McDonald’s has lagged other restaurant operators in switching over to a zero-trans-fat cooking oil out of worries it would compromise the taste of its trademark fries. It has been under increasing pressure from consumer advocates and some public officials to make the change, but it did so quietly.
“For a few months now, customers in our U.S. restaurants have been enjoying our fried food items, including french fries, hash browns, chicken and filet of fish, as well as our biscuits, with zero grams of trans fat per labeled serving,” Skinner said.
He said McDonald’s is on schedule to convert to the new oil by year’s end for its remaining baked items, pies and cookies.
“While we don’t plan to advertise these changes, we wanted you to be the first to know that we have followed through on our commitment while keeping the same great taste that our customers expect from McDonald’s,” Skinner said.
The $23 billion company was especially cautious in making the switch after reneging within months on a September 2002 pledge to introduce a new oil, citing the taste concerns.
McDonald’s has nearly 14,000 restaurants in the United States.

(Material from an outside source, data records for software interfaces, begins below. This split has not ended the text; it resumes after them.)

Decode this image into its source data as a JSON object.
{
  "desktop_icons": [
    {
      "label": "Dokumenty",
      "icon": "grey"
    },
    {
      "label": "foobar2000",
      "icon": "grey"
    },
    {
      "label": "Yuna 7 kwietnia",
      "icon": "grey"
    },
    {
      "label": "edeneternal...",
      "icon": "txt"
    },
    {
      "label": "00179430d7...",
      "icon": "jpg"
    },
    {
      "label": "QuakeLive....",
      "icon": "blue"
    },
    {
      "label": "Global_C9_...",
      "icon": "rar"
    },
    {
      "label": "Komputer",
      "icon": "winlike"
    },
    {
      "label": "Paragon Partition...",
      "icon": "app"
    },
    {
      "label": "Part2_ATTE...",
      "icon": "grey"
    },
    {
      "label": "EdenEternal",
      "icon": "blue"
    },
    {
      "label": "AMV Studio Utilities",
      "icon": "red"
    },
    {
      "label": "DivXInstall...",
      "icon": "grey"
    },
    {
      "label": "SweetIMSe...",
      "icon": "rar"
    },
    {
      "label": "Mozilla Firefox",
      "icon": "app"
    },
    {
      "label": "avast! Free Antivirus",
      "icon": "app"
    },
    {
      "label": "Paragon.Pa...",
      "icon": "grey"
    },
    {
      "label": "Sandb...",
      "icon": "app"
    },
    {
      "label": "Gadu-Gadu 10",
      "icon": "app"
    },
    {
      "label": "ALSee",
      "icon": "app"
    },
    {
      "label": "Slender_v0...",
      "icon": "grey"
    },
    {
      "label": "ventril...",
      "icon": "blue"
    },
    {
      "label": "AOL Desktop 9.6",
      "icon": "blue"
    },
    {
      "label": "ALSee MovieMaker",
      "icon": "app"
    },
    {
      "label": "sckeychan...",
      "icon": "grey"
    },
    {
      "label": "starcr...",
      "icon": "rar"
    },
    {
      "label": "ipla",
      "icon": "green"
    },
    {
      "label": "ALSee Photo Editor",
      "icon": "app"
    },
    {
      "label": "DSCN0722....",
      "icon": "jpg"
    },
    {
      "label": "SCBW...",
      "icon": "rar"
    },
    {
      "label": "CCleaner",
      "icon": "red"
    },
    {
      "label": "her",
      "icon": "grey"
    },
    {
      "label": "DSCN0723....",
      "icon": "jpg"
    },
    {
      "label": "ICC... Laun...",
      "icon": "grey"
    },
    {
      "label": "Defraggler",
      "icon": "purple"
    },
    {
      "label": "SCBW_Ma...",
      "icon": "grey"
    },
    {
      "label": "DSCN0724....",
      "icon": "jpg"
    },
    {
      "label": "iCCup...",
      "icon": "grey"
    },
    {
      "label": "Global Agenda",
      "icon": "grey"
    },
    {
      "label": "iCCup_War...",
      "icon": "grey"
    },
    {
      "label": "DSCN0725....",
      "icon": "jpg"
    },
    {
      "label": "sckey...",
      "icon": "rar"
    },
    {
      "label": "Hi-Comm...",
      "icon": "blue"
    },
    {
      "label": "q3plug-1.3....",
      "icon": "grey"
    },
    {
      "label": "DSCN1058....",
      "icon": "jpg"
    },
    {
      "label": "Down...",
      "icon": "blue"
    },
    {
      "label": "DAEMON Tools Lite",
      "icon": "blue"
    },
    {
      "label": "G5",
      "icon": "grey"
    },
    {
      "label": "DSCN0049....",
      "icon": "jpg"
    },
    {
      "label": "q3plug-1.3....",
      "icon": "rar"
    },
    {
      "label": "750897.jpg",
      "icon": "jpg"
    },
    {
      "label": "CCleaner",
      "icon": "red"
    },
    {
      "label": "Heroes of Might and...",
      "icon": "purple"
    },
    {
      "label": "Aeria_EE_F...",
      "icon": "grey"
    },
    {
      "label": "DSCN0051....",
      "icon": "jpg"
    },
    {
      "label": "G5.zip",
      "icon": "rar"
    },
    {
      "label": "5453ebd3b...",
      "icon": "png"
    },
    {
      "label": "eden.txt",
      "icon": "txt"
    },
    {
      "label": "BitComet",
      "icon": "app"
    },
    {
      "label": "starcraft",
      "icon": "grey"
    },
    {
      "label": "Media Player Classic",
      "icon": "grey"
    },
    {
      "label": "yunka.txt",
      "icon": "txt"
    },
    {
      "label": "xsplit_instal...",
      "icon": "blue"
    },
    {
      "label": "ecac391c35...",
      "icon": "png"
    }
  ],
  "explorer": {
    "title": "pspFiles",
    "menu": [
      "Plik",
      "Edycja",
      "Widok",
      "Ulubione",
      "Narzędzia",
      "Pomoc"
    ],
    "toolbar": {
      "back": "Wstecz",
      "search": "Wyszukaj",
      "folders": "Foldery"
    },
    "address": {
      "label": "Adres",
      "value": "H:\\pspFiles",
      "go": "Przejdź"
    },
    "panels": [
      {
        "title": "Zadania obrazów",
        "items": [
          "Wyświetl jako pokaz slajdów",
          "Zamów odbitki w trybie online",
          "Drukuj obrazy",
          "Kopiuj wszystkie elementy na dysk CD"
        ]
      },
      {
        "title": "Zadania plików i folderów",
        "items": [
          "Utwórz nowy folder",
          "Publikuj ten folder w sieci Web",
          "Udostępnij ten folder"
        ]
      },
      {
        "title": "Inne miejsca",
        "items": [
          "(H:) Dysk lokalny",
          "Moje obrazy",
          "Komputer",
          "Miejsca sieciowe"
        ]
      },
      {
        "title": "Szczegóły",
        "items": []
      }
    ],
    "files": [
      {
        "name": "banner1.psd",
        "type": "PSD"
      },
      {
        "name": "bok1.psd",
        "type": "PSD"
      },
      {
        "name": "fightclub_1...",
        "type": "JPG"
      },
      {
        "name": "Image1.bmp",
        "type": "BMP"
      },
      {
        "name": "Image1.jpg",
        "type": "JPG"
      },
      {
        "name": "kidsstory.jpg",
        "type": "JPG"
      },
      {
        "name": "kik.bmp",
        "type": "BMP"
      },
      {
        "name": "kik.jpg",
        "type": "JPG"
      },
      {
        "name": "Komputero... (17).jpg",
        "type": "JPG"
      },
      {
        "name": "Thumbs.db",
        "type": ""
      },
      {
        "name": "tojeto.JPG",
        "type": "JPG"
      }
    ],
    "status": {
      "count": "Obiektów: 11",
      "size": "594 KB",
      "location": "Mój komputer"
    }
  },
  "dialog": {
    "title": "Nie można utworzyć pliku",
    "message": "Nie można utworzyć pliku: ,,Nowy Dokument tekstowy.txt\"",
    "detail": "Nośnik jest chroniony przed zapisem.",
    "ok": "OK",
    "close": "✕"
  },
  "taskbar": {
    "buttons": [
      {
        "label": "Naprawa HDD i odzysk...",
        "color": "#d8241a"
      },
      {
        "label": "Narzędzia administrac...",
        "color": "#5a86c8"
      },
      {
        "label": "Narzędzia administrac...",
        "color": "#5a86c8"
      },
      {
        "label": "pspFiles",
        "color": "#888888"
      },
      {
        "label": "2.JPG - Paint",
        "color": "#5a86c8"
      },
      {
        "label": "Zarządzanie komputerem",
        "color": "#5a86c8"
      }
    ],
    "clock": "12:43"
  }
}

The company said it also has upheld its commitment to significantly reduce the amount of trans fat in its restaurants around the world, reducing it to less than 0.5 grams per serving in Europe, Latin America and its Asia Pacific-Middle East-Africa division. The four exceptions are Colombia, Japan, Ukraine and Venezuela, where McDonald’s is still working toward its reduction goals.